- How do you deal with pressure or stressful situations?: Here’s another question you may feel the urge to sidestep in an effort to prove you’re the perfect candidate who can handle anything. But it’s important not to dismiss this one (i.e. don’t say, “I just put my head down and push through it,” or, “I don’t get stressed out”). Instead, talk about your go-to strategies for dealing with stress (whether it’s meditating for 10 minutes every day or making sure you go for a run, or keeping a super-detailed to-do list) and how you communicate and otherwise proactively try to mitigate pressure. If you can give a real example of a stressful situation you navigated successfully, all the better.
- Why are you leaving your current job?: This is a tough one, but one you can be sure you’ll be asked. Definitely keep things positive – you have nothing to gain by being negative about your current employer.

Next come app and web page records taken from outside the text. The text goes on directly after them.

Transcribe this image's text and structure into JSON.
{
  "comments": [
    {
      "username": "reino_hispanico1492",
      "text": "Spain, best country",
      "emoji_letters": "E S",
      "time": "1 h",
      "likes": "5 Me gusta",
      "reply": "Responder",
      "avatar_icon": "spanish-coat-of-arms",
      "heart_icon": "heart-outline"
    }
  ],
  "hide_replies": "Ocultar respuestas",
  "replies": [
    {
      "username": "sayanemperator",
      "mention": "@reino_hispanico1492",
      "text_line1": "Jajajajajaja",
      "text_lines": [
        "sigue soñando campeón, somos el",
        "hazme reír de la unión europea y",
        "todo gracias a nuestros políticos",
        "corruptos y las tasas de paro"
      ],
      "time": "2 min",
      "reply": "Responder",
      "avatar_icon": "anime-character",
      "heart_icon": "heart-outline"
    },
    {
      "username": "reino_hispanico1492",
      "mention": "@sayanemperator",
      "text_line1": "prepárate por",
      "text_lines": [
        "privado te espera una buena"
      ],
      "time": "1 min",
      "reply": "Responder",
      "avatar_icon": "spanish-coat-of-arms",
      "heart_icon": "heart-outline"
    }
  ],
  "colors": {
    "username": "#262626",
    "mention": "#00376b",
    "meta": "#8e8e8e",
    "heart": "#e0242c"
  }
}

Instead, frame things in a way that shows that you’re eager to take on new opportunities and that the role you’re interviewing for is a better fit for you. For example, “I’d really love to be part of product development from beginning to end, and I know I’d have that opportunity here.” And if you were let go from your most recent job? Keep it simple: “Unfortunately, I was let go,” is a totally acceptable answer.
- What motivates you?: Before you panic about answering what feels like a probing existential question, consider that the interviewer wants to make sure you’re excited about this role at this company and that you’ll be motivated to succeed if they pick you. So think back to what has energized you in previous roles and pinpoint what made your eyes light up when you read this job description. Pick one thing, make sure it’s relevant to the role and company you’re interviewing for, and try to weave in a story to help illustrate your point. If you’re honest, which you should be, your enthusiasm will be palpable.
- What do you think we could do better or differently?: This question can really do a number on you. How do you give a meaty answer without insulting the company or, worse, the person you’re speaking with? Start your response with something positive about the company or specific product you’ve been asked to discuss. When you’re ready to give your constructive feedback, give some background on the perspective you’re bringing to the table and explain why you’d make the change you’re suggesting (ideally based on some past experience or other evidence). And if you end with a question, you can show them you’re curious about the company or product and open to other points of view. Try: “Did you consider that approach here? I’d love to know more about your process.”
There are a ton more questions that may be asked during an interview and if you’d like more practice, you can check out The Muse’s 50+ Top Interview Questions and Answers in 2022.
Additionally, we also recommend preparing questions for the hiring manager! You probably already know that an interview isn’t just a chance for a hiring manager to grill you but also an opportunity to sniff out whether the job is a right fit for you
We wish you all the best with your interview!